I ended up an accidental landlord when i moved as I originally planned to come back. I'm selling up as I had a bad experience with the last tennants. I love the property but it is GII listed and needs an owner occupier.

18 viewings, the majority (12 or so) were BTL purchasers. I accepted a marginally lower offer from a first time buyer over a a full offer from a BTLer so it doesn't end up being rented again.  Given the number of viewings and the number of BTL viewers, I don't see BTL interest going down, but this is just a single snapshot of one ppty from the last 3 weeks.

There’s a very interested flat on Downleaze in Bristol I nearly bought a few years ago. Been in the sellers’ family for millennia etc type deal. Only it turned out to be a flying freehold and therefore unmortgageable and hence likely unsellable. Sellers said you did the legal and well drop the price 10 grand. I’m like, no, you did them and I’ll pay the asking. It died. Never did sell. According to Rightmove. Huge place overlooking Durdham Downs. I had my guys ready to go in and totally reimagine it as well. 

Aside for the free market argument, anyone who has moved jobs, moved locations, got divorced, gone to university away from home, arrived in a new country must accept the need for a functioning private rental sector.  People need more flexibility in their ability to move than the system allows (sdlt / the slow nature of the system / agents costs / physical moving costs).  

Are we supposed to stay in one place? 
are we supposed to stop moving to other parts of the country?

do we stop immigration and emigration?

do we ban couples from getting divorced?

or do we ban estate agents and cut sdlt.  ?


it’s easier to reject the politics of jealousy 


I've had to rent. Most landlords corrupt - won't fix things, won't keep to an affordable rent etc.

But this is really a check your  privilege thread, isn't it?

You cannot say this market is working, when a cafe worker, has to pay £2,000.00 a month rent for a small property in Beckton ffs.

An affordable rent is what the tenant can afford to pay and they have to tailor their location accordingly.

BTL hasn't worked in London for decades but can still make sense elsewhere but as Donny said you need to know the town because they are lots of shysters offering great deals but on properties that will only ever attract a certain kind of tenant.
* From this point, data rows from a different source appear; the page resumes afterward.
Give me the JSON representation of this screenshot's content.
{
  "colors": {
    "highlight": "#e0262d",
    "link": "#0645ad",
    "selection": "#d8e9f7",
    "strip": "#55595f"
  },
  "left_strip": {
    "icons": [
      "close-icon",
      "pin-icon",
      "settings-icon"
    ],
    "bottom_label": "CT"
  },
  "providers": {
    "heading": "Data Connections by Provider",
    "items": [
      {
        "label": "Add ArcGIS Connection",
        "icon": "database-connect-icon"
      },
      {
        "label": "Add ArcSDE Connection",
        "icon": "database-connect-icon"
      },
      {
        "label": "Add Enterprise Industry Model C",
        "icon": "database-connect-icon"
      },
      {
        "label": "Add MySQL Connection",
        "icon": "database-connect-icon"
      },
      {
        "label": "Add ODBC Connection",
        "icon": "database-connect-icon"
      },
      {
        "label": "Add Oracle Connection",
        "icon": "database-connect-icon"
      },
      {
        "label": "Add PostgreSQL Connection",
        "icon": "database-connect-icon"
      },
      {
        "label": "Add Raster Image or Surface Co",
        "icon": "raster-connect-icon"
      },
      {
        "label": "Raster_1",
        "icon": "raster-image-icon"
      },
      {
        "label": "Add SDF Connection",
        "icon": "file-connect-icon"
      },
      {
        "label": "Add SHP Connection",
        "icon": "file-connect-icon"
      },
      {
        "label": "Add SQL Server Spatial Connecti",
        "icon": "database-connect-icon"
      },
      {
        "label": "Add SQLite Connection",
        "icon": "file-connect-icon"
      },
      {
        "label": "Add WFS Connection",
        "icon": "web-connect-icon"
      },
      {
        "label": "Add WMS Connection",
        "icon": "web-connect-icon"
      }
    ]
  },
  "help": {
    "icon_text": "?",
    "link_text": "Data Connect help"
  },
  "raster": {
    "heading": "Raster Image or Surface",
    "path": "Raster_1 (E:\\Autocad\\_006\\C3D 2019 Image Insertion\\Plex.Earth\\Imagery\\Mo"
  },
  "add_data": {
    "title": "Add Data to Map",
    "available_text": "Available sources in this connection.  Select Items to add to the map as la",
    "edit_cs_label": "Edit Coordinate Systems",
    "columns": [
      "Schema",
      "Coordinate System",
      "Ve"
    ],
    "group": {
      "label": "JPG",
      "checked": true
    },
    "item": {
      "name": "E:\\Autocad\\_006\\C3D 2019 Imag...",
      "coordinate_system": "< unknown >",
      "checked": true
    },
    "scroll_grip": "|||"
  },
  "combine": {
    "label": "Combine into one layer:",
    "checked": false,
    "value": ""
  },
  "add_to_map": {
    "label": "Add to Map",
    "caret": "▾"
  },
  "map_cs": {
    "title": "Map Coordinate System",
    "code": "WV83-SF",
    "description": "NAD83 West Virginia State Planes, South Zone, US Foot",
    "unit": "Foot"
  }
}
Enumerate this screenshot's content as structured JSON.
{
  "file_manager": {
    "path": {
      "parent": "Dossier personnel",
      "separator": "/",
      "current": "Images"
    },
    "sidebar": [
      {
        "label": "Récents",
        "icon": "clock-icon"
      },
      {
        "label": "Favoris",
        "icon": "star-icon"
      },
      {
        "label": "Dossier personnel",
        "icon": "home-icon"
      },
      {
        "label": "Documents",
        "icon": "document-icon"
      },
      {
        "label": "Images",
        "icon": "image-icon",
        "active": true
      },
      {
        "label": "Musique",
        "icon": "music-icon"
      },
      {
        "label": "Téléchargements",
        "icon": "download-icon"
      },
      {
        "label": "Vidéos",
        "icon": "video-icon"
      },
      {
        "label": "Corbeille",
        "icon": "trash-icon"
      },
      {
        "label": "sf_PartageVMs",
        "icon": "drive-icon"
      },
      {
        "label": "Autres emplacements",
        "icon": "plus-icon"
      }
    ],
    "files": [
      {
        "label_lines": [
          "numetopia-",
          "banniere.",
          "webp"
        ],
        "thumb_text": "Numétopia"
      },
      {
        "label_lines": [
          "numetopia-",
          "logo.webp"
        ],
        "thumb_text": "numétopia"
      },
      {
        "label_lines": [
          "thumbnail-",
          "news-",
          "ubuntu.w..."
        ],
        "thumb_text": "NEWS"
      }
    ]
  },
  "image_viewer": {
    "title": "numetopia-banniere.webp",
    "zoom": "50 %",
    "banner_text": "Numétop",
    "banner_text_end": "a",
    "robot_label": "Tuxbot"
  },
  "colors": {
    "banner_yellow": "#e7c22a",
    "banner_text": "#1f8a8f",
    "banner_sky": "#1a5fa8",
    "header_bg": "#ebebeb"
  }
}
To avoid the hassle you need a team of reliable tradesmen that you know so that you can just call them and give them the keys to get it sorted.